Kentucky freshman Tyler Herro wasted no time letting his presence be felt in the Bahamas, leading the team in points and looking the part of a one-and-done.
Herro averaged 17.3 points over four games, hitting 44% of his three-point attempts and all 15 of his free throws. He showed that he is a dangerous weapon and could be the Wildcats’ top scorer on the season.
Tyler Herro putting on a show. pic.twitter.com/6or4XNps4R— Scott Charlton (@Scott_Charlton) August 12, 2018
If Herro is able to continue scoring at a clip of 15 points per game, it changes everything about what Kentucky is able to do offensively. This could be one of the highest scoring teams Calipari has had at Kentucky.
Cal apparently loved what he saw out of Herro on on the trip.
“How about Tyler Herro’s — I’ll use the term ‘swagger,’” Calipari said in his post-Bahamas press conference. “I grabbed him and said, that’s what I want from you. I said, I want you to expect every shot to go in...”
However, he has to be able to play better defense to stay on the court against top competition. Although overall team defense looked strong in the Bahamas, there were times when Herro was obviously the weakest link.
While his athleticism was on full display on the offensive end, Herro often had trouble staying in front of quicker opponents. He also does not inherently love contact, so he is not always as aggressive on the defensive end as he is with the ball in his hands.
While fouls are not usually used as a positive metric, Herro was next to last on the team (Quade Green led the way) with 6 personal fouls during the trip for all primary players that saw action in every game. The lack of fouls can certainly show us discipline and body control for some players, but for others it could be the result of a lack of defensive prowess.
Herro’s low foul count shows us two things. Herro was often not in a position to make a strong play on the ball, and he was not physical enough to initiate contact.
If he could get to a place where he shows the same aggression on defense as he does when trying to score, he could really help the team out on that end of the floor.

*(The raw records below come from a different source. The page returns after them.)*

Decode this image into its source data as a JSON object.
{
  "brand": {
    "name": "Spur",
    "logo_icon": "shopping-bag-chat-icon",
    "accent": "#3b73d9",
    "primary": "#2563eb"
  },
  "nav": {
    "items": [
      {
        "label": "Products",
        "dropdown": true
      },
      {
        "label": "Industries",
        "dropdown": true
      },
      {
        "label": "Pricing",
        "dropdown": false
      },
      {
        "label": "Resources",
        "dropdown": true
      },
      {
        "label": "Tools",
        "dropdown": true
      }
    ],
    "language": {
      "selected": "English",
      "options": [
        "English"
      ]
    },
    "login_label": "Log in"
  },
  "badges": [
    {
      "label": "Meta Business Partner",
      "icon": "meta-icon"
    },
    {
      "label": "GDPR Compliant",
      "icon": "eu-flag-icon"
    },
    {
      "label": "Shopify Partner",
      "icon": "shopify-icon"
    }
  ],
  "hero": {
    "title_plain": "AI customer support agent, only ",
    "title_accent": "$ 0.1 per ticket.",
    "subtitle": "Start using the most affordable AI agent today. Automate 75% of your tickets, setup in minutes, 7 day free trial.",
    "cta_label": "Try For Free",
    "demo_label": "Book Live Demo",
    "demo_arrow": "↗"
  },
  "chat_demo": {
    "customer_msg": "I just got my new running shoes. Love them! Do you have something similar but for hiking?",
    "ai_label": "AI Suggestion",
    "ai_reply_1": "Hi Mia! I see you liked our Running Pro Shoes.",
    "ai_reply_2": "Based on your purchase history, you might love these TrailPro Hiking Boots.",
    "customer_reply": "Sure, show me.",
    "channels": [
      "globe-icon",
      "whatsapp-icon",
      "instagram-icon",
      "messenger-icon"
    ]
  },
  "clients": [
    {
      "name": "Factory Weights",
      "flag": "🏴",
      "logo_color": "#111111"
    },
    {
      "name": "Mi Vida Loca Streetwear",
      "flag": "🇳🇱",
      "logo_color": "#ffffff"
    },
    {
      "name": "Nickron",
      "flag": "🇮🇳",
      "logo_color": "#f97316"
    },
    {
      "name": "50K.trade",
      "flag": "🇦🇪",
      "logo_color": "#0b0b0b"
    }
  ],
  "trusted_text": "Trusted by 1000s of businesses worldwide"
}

Tyler Herro with the strong take to the cup. pic.twitter.com/eyXF5u2pu1— Scott Charlton (@Scott_Charlton) August 12, 2018
Again, even though we have already seen four games it is still early. John Calipari and his staff have time to work with Herro on his lateral movement, positioning, and physicality.
If he works as hard on his defensive footwork as he has on his jumper, I expect Herro to be a completely different defender come November. And when that happens, it will be hard to keep him off the floor in any situation.
“Tyler is playing well,” Calipari said. “I just told him, it’s good to play well like you did, but now, that’s a standard to grow from. Now you’re going to have to go from where you are to grow. That’s the downside of it.”
If he continues to grow defensively, there will be no downside to what he brings to the court this season.